Texas will allow abortions to resume in the state after weeks of legal sparring, according to a Wednesday night filing from the state’s Attorney General. For more than four weeks, abortion services have been largely unavailable in the state, marking the first time the procedure has been halted in a state in nearly 50 years.
On Tuesday evening, Governor Greg Abbott’s March 21 executive order suspending “non-essential” medical procedures amid the coronavirus pandemic — which the Attorney General Ken Paxton later clarified to include abortion — expired. On Wednesday, the new executive order went into effect. The new directive suspends some medical procedures, but offers exceptions to providers that don’t use hospital beds or request personal protective equipment, like masks and gloves, from public sources.
Texas’ abortion providers argued they qualified for those exceptions — and the state agreed.

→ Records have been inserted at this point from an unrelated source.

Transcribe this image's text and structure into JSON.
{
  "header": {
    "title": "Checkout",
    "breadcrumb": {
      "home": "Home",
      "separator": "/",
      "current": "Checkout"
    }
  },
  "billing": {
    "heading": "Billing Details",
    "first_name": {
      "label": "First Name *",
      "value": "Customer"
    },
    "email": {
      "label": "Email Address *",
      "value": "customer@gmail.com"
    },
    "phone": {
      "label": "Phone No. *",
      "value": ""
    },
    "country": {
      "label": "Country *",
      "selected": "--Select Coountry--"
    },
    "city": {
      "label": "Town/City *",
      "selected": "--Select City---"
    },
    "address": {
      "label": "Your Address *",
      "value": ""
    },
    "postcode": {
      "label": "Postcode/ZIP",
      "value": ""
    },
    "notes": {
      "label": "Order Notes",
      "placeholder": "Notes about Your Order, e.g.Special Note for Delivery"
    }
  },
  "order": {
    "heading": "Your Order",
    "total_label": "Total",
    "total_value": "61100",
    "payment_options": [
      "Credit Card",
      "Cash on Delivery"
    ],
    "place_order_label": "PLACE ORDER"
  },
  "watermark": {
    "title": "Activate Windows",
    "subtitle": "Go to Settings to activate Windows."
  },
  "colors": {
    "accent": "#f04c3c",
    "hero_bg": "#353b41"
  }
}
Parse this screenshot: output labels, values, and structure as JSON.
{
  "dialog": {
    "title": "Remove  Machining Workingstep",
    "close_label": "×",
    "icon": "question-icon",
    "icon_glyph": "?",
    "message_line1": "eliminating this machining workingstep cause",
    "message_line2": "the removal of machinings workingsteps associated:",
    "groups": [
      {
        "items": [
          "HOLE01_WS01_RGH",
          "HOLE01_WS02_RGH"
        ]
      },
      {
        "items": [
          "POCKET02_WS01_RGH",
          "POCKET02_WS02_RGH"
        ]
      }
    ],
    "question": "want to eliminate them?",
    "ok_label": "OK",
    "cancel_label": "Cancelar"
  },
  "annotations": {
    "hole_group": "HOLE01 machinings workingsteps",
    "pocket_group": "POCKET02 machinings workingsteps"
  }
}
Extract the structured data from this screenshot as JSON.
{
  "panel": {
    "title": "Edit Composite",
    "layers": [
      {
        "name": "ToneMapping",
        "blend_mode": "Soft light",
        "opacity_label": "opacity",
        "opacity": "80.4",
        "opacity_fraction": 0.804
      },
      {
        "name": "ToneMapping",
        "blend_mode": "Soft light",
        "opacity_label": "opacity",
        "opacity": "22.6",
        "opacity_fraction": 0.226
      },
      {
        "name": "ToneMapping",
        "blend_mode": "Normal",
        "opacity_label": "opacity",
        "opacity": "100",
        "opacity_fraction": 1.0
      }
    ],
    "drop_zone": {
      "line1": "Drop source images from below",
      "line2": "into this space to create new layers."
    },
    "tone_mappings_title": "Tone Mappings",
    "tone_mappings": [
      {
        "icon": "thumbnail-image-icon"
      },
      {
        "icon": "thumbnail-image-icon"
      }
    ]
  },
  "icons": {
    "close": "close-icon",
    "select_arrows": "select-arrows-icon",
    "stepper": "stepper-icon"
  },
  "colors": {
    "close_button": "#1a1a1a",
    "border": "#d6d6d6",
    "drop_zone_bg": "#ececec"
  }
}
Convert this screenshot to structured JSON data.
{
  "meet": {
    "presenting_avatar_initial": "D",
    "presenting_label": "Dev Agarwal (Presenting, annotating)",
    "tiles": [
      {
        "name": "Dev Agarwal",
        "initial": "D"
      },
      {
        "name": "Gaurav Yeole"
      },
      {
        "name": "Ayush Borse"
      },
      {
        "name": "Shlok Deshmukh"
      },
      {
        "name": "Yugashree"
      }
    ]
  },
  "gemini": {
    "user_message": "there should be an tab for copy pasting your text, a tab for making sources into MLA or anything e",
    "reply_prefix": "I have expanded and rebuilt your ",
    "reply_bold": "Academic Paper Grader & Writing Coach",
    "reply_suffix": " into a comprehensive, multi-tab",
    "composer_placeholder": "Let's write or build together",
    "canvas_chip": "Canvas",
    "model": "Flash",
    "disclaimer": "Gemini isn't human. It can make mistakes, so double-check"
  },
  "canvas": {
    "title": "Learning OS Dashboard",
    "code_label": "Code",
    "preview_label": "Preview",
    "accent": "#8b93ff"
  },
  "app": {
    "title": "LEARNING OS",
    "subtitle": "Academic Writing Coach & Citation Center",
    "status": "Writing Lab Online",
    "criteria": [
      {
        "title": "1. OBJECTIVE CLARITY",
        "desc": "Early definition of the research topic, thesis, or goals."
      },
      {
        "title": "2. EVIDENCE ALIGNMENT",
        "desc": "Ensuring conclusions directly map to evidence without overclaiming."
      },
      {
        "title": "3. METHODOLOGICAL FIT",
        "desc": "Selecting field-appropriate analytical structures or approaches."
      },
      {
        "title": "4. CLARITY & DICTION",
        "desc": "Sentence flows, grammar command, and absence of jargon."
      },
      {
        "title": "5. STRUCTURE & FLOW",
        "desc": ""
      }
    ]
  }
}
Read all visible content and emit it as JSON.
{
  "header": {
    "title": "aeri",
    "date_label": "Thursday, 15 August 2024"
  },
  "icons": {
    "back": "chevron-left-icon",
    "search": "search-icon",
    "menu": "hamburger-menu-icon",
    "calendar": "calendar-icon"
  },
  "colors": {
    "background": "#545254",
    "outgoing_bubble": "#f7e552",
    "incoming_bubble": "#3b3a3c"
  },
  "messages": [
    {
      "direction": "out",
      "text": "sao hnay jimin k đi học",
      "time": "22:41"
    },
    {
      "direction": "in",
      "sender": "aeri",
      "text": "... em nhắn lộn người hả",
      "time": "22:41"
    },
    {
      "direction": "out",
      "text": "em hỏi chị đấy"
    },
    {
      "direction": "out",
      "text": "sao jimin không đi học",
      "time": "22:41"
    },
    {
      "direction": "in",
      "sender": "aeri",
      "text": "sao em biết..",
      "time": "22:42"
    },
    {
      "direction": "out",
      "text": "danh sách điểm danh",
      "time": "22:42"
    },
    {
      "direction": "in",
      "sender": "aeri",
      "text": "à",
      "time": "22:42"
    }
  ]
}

“… there is no case or controversy remaining, as Plaintiffs have already certified they are in compliance with an exception,” Texas’ attorney general wrote in the filing Wednesday evening.
At the time of publication, Planned Parenthood, the Center for Reproductive Rights and the Texas Attorney General had not responded to requests for comment.
The filing comes after weeks of sparring between the state and abortion-rights advocates. In early April, a lower court and an appeals court ruled that medication abortion, which involves a patient taking pills to terminate a pregnancy,, despite the executive order banning all pregnancy termination “not medically necessary to preserve the life or health” of the patient.
But on April 20, a federal appeals court, only offering an exception for patients who would be past the state’s legal limit by April 22, when the order was set to have expired. At the time, the battle seemed destined to reach the Supreme Court.
Seven other states are still facing legal battles over restricting abortion access during the pandemic. In a sweep of legal filings, a coalition of abortion rights groups have challenged similar bans in Alabama, Arkansas, Iowa, Louisiana, Ohio, Oklahoma and Tennessee. So far, judges have ordered bans to be at least partially lifted nearly everywhere but Arkansas.